Wednesday, 28 September 2011

Zen Mind, Beginner's Mind

A beginner's mind is often compared to a big waterfall with thoughts tumbling down like rushing water, but there's no need to get upset or frustrated. Through regular practice it will gradually settle, become as gentle as a quiet river, and finally as deep and peaceful as an ocean without waves.

(Picture of Skogafoss Waterfall, Iceland by Ross Mackenzie)

Friday, 16 September 2011


inspired by Michael Longley’s ‘Petalwort’
i. m. Mabel Winifred Reece ("Aunty Freda")

You wanted your ashes sprinkled
off the point at Morte, unapproachable
jags of rock you steered a course round well
into your nineties. I place you under
new-cut turf in the council cemetery.
It’s just as good, I tell you, you can still
see the sea from here; better really
that view along the sands.

You would never have been so
selfish but I need this place
need to feel you sheltered here
need your mark on man-made stone.
The weather you send, sunlight lifting the fog
over Baggy Point, suggests you forgive me.

Susanna Reece

Tuesday, 13 September 2011


The sun paints a triangle
on my wall, equilateral except
for one rounded corner.

Cosmic message
of perfect simplicity,
in monochrome.

A limelight rhomboid,
like the lime-green triangles
in a Quality Street box.

Its shape changes
as it moves across the wall.
Autumn is speeding up the days.

Susanna Reece

Monday, 12 September 2011

Flash Fiction - a prose poem
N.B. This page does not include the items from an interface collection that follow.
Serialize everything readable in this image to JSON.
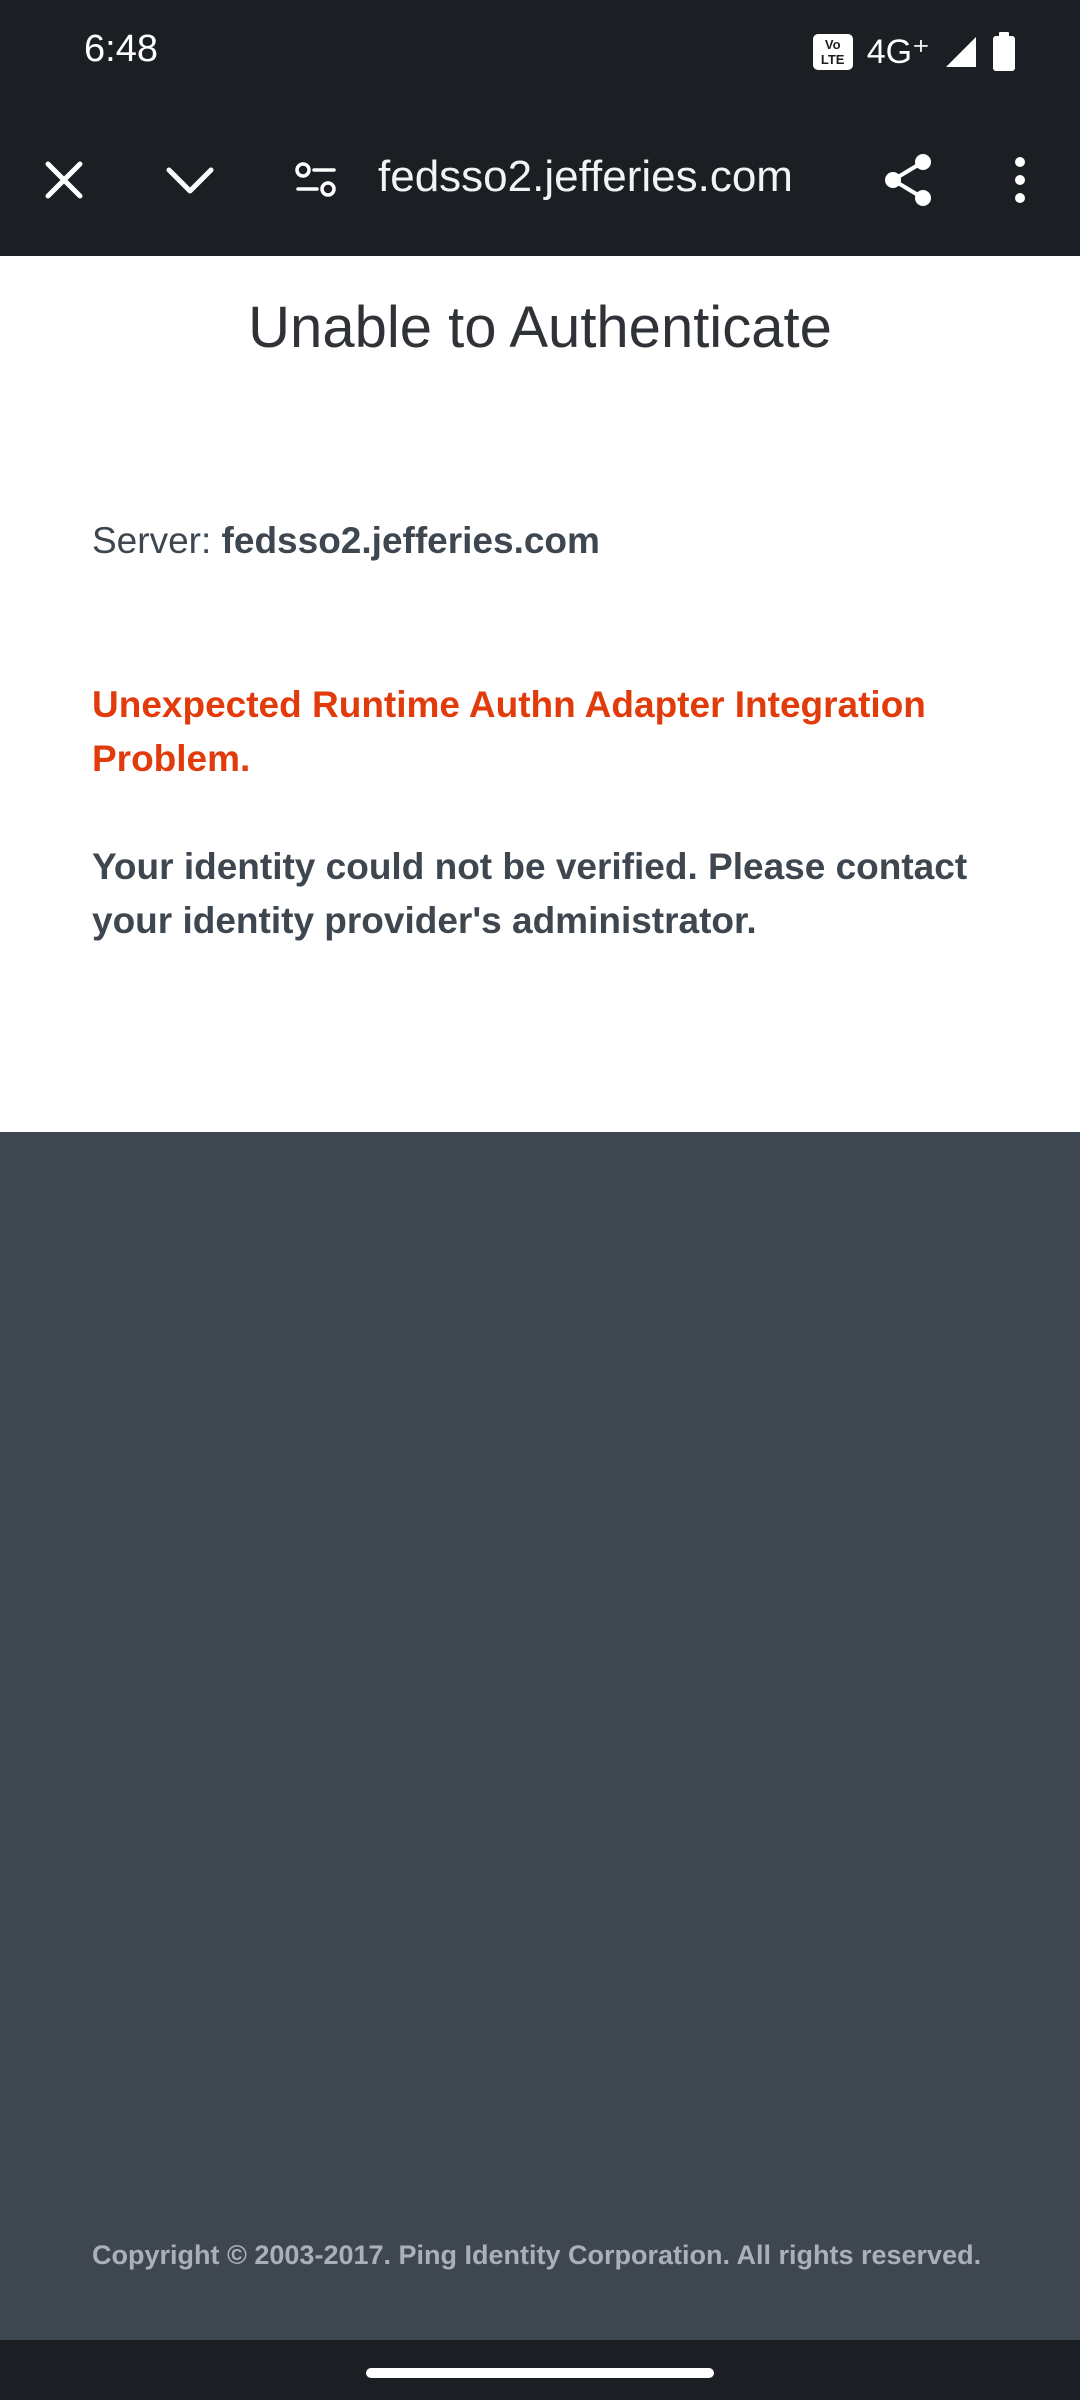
{
  "status_bar": {
    "time": "6:48",
    "volte_label": "Vo\nLTE",
    "network": "4G⁺",
    "icons": [
      "volte-icon",
      "signal-icon",
      "battery-icon"
    ]
  },
  "browser": {
    "url": "fedsso2.jefferies.com",
    "icons": [
      "close-icon",
      "chevron-down-icon",
      "site-settings-icon",
      "share-icon",
      "more-vert-icon"
    ]
  },
  "page": {
    "title": "Unable to Authenticate",
    "server_label": "Server: ",
    "server_value": "fedsso2.jefferies.com",
    "error_message": "Unexpected Runtime Authn Adapter Integration Problem.",
    "info_message": "Your identity could not be verified. Please contact your identity provider's administrator.",
    "footer": "Copyright © 2003-2017. Ping Identity Corporation. All rights reserved."
  },
  "colors": {
    "error": "#e23b0b",
    "text": "#3e464f",
    "footer_bg": "#3e464f",
    "chrome": "#1b1e22"
  }
}
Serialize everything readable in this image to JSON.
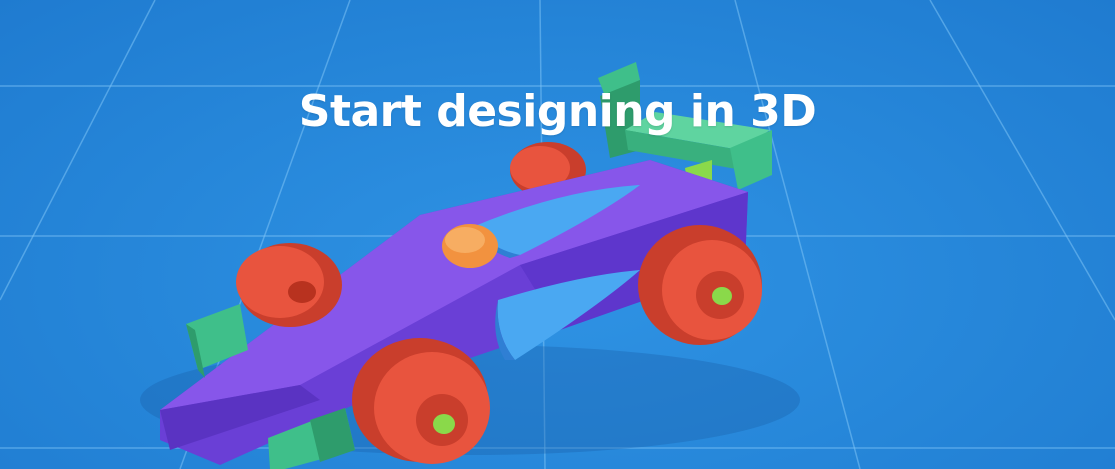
{
  "hero": {
    "headline": "Start designing in 3D",
    "background_color": "#2a8fe0"
  },
  "illustration": {
    "subject": "toy race car",
    "colors": {
      "body": "#7a4fe0",
      "wheels": "#e8543e",
      "wings": "#3fbf8a",
      "cockpit": "#4aa8f2",
      "helmet": "#f2923f",
      "axle": "#8ad94a"
    }
  }
}
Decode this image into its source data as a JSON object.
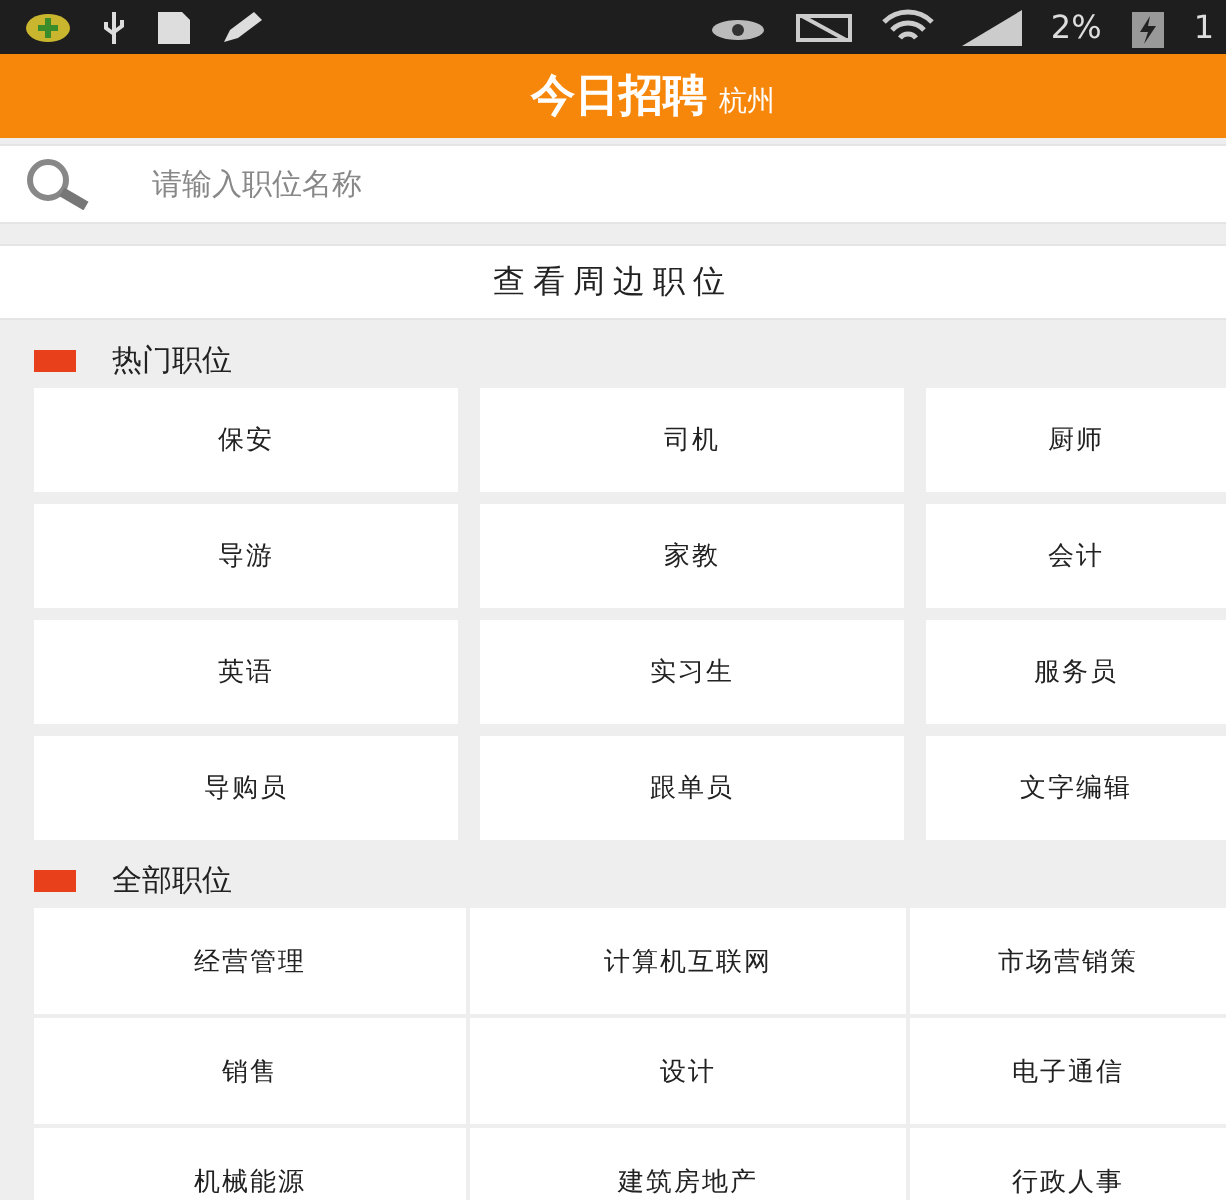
{
  "status_bar": {
    "battery_text": "2%",
    "clock_partial": "1"
  },
  "header": {
    "title": "今日招聘",
    "city": "杭州"
  },
  "search": {
    "placeholder": "请输入职位名称"
  },
  "nearby_button": "查看周边职位",
  "sections": [
    {
      "title": "热门职位",
      "kind": "spaced",
      "items": [
        "保安",
        "司机",
        "厨师",
        "导游",
        "家教",
        "会计",
        "英语",
        "实习生",
        "服务员",
        "导购员",
        "跟单员",
        "文字编辑"
      ]
    },
    {
      "title": "全部职位",
      "kind": "tight",
      "items": [
        "经营管理",
        "计算机互联网",
        "市场营销策",
        "销售",
        "设计",
        "电子通信",
        "机械能源",
        "建筑房地产",
        "行政人事"
      ]
    }
  ]
}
It started the morning Steve’s white shirts came out pink in the wash. Of course Bobby’s new sweatshirt wasn’t colourfast, it said so on the label. But that was the day Colleen phoned to say she had found Mum lying in a pool of blood and could I come as she had an eight o’clock lecture? That’s my darling sister for you: I’m only a housewife with a poetry habit, I can’t have much to do. And of course I went, piling Stephanie and Bobby into the car and the washing into the machine, leaving it running.
Fortunately the blood turned out to be a bit of spin, just a minor head wound where Mum had fallen against her poppy-red kitchen cupboards. But when the ambulance came she had broken her hip and they stretchered her out. I drove behind, my eyes fixed on the carmine cross, stark against white metal. “Will Grandma be long in the hospital? Will we visit every day?” Stephanie swung her Canadian-flag shoes against the back seat, a Daz-white maple leaf on each foot. On the way, the traffic lights blinked amber, red.
There are fifteen sets of lights between home and the hospital. I haven’t passed through on green once in the past six weeks. It’s like having a packet of sweets and never pulling out your favourite colour. The longest wait is Cross Street, a full three minutes. I pick my fingers while I wait, blood flowing into my nails, a crimson lake. Sometimes I plunge through on amber and beat the bastards. But that hasn’t happened for several days: they see me coming with their fixed owl’s eyes.
At night while everyone is asleep I lay out lines of poetry like bricks, cementing each word. I write about traffic lights, about waiting for my life to turn green.

Susanna Reece

Sunday, 11 September 2011

Milton's Mermaid

Sabrina fair,
Listen where thou art sitting
Under the glassy, cool, translucent wave,
In twisted braids of lilies knitting
The loose train of thy amber-dropping hair,
Listen for dear honour's sake,
Goddess of the silver lake,
Listen and save.

John Milton, from Comus: A Masque